H. pylori is estimated to infect half of the world's population, largely those in the eastern parts of the world. It can cause ulcers and other gastrointestinal issues but does not cause issues in the majority of people, and so many people are unaware they have it.
"The problem was that all research out of the U.S. used to study gastric cancer and determine American's risk of developing it did not take into account H. pylori infection, and studies worldwide have shown this infection is actually the leading risk factor for this type of cancer," said the study's lead author Shria Kumar, MD, a fellow in the division of Gastroenterology.
The research team found that African American, Asian, Hispanic and Latinx, American Indian and Inuit Americans have significantly higher risk of H. pylori infection and of developing gastric cancer. Risks, when compared to the general population, are also higher among men, those who smoke, and among those whose H. pylori infection is detected in older age.
"Discovering that these particular racial and ethnic groups are more likely to develop cancer after detection of this bacteria could influence clinicians' future screening practices and hopefully lead to early detection and management of gastric cancer," said Kumar.
Kumar and the research team also saw that eradication of H. pylori infection dropped gastric cancer risk by about 75 percent, but that simply prescribing the H. pylori regimen does not decrease the likelihood of getting this cancer. Authors noted that this finding suggests physicians should ensure that the bacteria is eradicated after treatment, a consensus guideline recommendation that is often not followed due to the cumbersome nature of H. pylori testing.
While H. pylori and gastric cancer have serious consequences, Kumar is optimistic that the information from this study can lead to further research on the merits of increasing screening. Screening for H. pylori requires an endoscopic procedure, breath test, or stool sample, so it's necessarily not easy. In addition, even among the number of people in the United States who contract H. pylori, most do not develop gastric cancer.
"According to estimates, there will be 27,000 new cases of gastric cancer in the U.S. this year, which is small compared to the prevalence of colorectal cancer—for which there is an estimated 101,000 new cases for 2019," said Kumar. "It's not feasible or necessary to screen everyone for H. pylori or gastric cancer, but our study suggests that certain people may have high enough compounding risk to warrant regular invasive screenings and anyone treated for an H. pylori infection should be assessed to ensure eradication of the bacteria."

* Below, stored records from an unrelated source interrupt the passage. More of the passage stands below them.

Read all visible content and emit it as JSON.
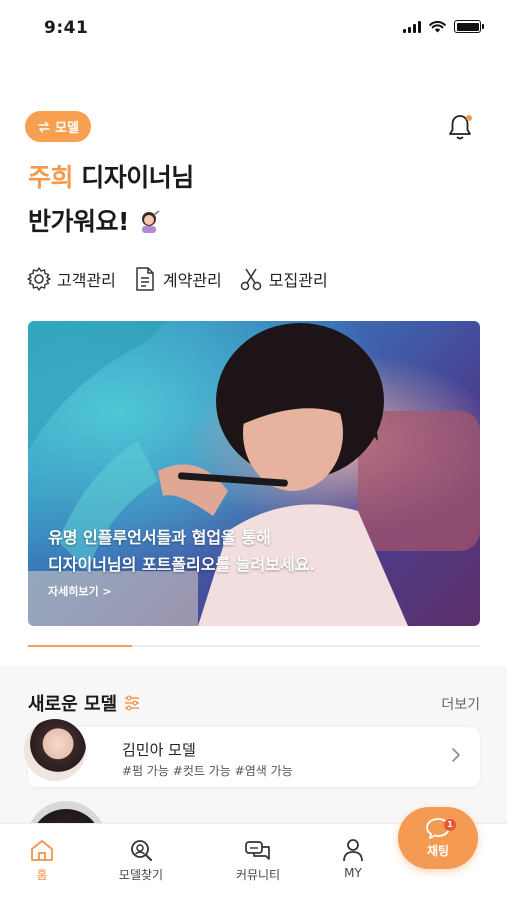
{
  "status_bar": {
    "time": "9:41"
  },
  "header": {
    "mode_badge": "모델",
    "greeting_name": "주희",
    "greeting_line1_rest": " 디자이너님",
    "greeting_line2": "반가워요!"
  },
  "menu": [
    {
      "label": "고객관리",
      "icon": "gear-icon"
    },
    {
      "label": "계약관리",
      "icon": "document-icon"
    },
    {
      "label": "모집관리",
      "icon": "scissors-icon"
    }
  ],
  "banner": {
    "line1": "유명 인플루언서들과 협업을 통해",
    "line2": "디자이너님의 포트폴리오를 늘려보세요.",
    "more": "자세히보기 >",
    "progress": 0.23
  },
  "new_models": {
    "title": "새로운 모델",
    "more": "더보기",
    "items": [
      {
        "name": "김민아 모델",
        "tags": "#펌 가능 #컷트 가능 #염색 가능"
      }
    ]
  },
  "tabbar": {
    "items": [
      {
        "label": "홈",
        "icon": "home-icon",
        "active": true
      },
      {
        "label": "모델찾기",
        "icon": "search-icon",
        "active": false
      },
      {
        "label": "커뮤니티",
        "icon": "chat-bubbles-icon",
        "active": false
      },
      {
        "label": "MY",
        "icon": "person-icon",
        "active": false
      }
    ]
  },
  "chat_fab": {
    "label": "채팅",
    "badge": "1"
  },
  "colors": {
    "accent": "#f49a52",
    "name_highlight": "#f29a4d",
    "badge_red": "#e8563a"
  }
}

More information: Shria Kumar et al. Risk Factors and Incidence of Gastric Cancer After Detection of Helicobacter pylori Infection: A Large Cohort Study, Gastroenterology (2019). DOI: 10.1053/j.gastro.2019.10.019
Journal information: Gastroenterology